Connecticut ranks 35th in CNBC's latest America's Top States for Business study, up two spots from last year.
CNBC ranked Connecticut in the top 20 in half of the 10 categories it uses to measure a state's economic competitiveness.
The state scored best in the education category, ranked eighth—with an A- grade—based on its public school system, higher education institutions, and learning opportunities.
The cable network ranked Connecticut 15th for its workforce, 18th for technology and innovation, and 20th for access to capital and quality of life.
Connecticut also moved up five positions from last year to number 21 for business friendliness—the study's measure of a state's legal and regulatory climate.
However, Connecticut continued to feature in the bottom 10 states in four key categories—ranked 43rd for infrastructure (up four spots), economy (2018: 45th), cost of doing business (46th), and the cost of living (43rd).
"This state lavishes attention on its great schools, but it can be difficult to endure the high costs," the study's authors wrote.
CBIA president and CEO Joe Brennan noted the state's improvement across a number of categories in the CNBC study.
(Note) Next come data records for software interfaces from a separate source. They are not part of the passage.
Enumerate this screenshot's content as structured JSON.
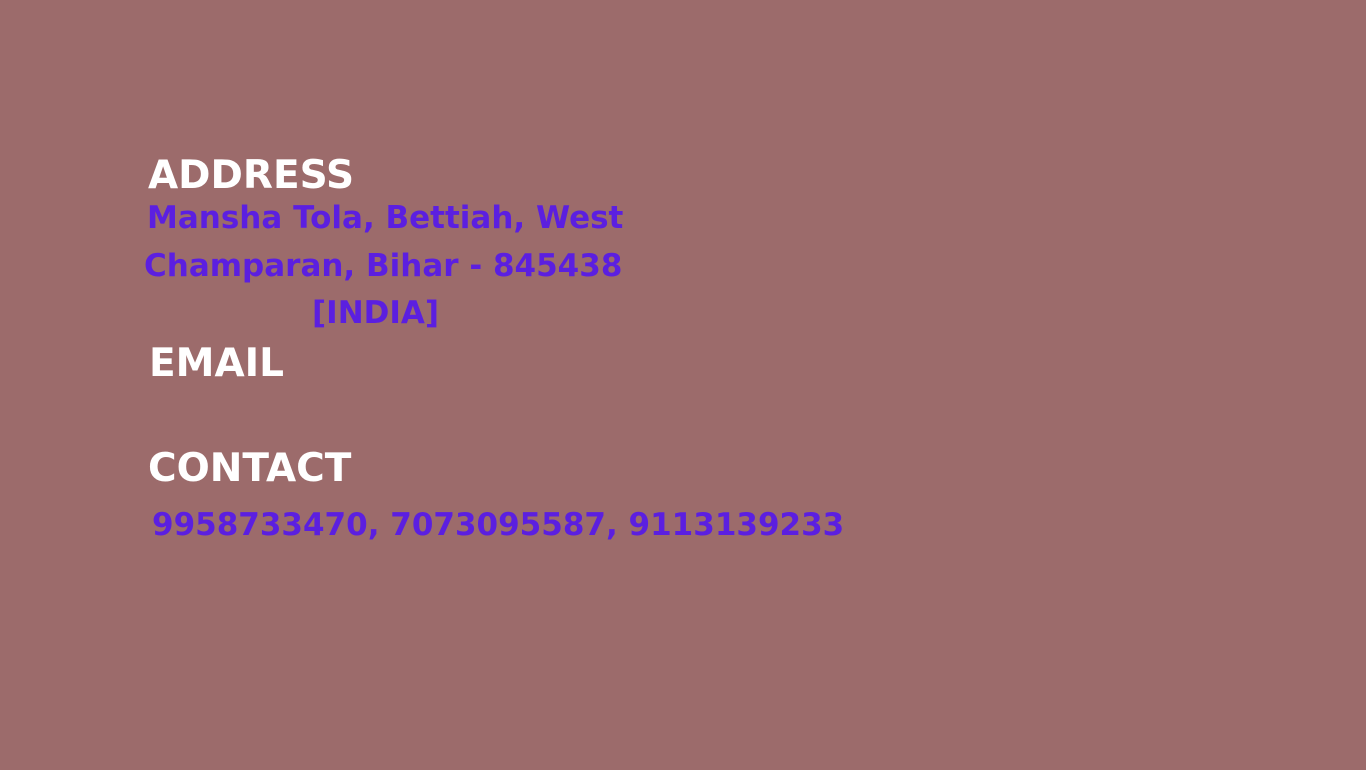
{
  "colors": {
    "background": "#9c6b6b",
    "heading": "#ffffff",
    "value": "#5b1fe0"
  },
  "address": {
    "heading": "ADDRESS",
    "line1": "Mansha Tola, Bettiah, West",
    "line2": "Champaran, Bihar - 845438",
    "line3": "[INDIA]"
  },
  "email": {
    "heading": "EMAIL"
  },
  "contact": {
    "heading": "CONTACT",
    "numbers": "9958733470, 7073095587, 9113139233"
  }
}
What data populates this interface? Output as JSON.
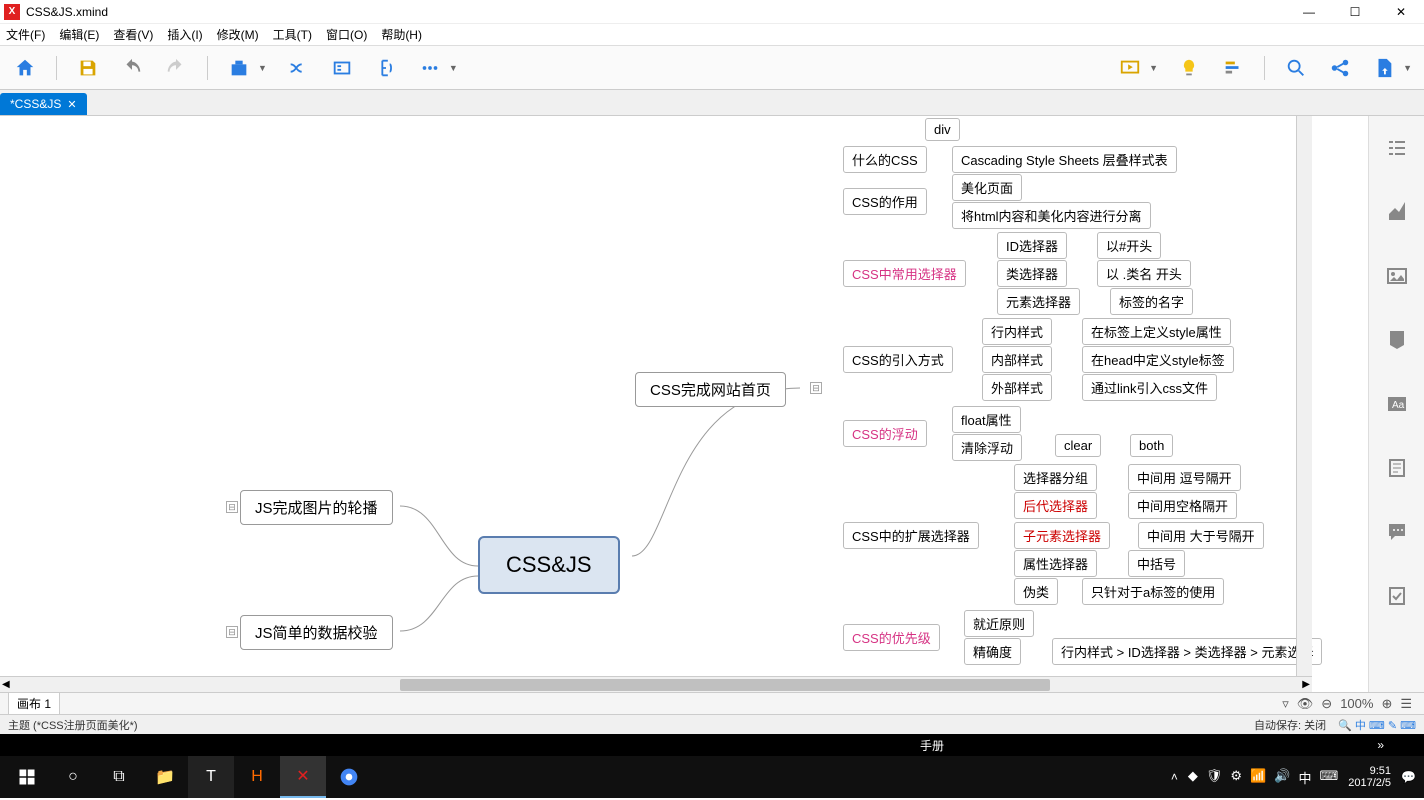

"Connecticut's competitiveness can make a major jump in a relatively short period if we focus on getting our fiscal house in order," Brennan said.
"You can't have economic growth without job growth, and you can't create jobs without attracting business investment.
"Addressing Connecticut's short and long-term fiscal challenges is the key to attracting and retaining businesses and building a stronger, vibrant economy."
New England States
At 14th overall, Massachusetts was the best of the New England states, ranked first for education and in the top 10 for workforce, technology and innovation, access to capital, and quality of life.
Massachusetts fell from eighth in last year's study, driven by declines in infrastructure and the cost of doing business.
New Hampshire fell one spot to 25th, Vermont dropped eight places to 40th, Maine tied for 45th, and Rhode Island fell five spots to last place.
CNBC ranked Virginia first this year, up from fourth in 2018, rated first for workforce and education, with top 20 finishes for infrastructure, access to capital, technology and innovation, economy, and quality of life.
Top, Bottom States
CNBC's 2019 top five states for business:
- Virginia (2018: 4th)
- Texas (1st)
- North Carolina (9th)
- Utah (3rd)
- Colorado (5th)
And the bottom five:
46. Louisiana (44th)
47. Alaska (50th)
48. Mississippi (49th)
49. Hawaii (47th)
50. Rhode Island (45th)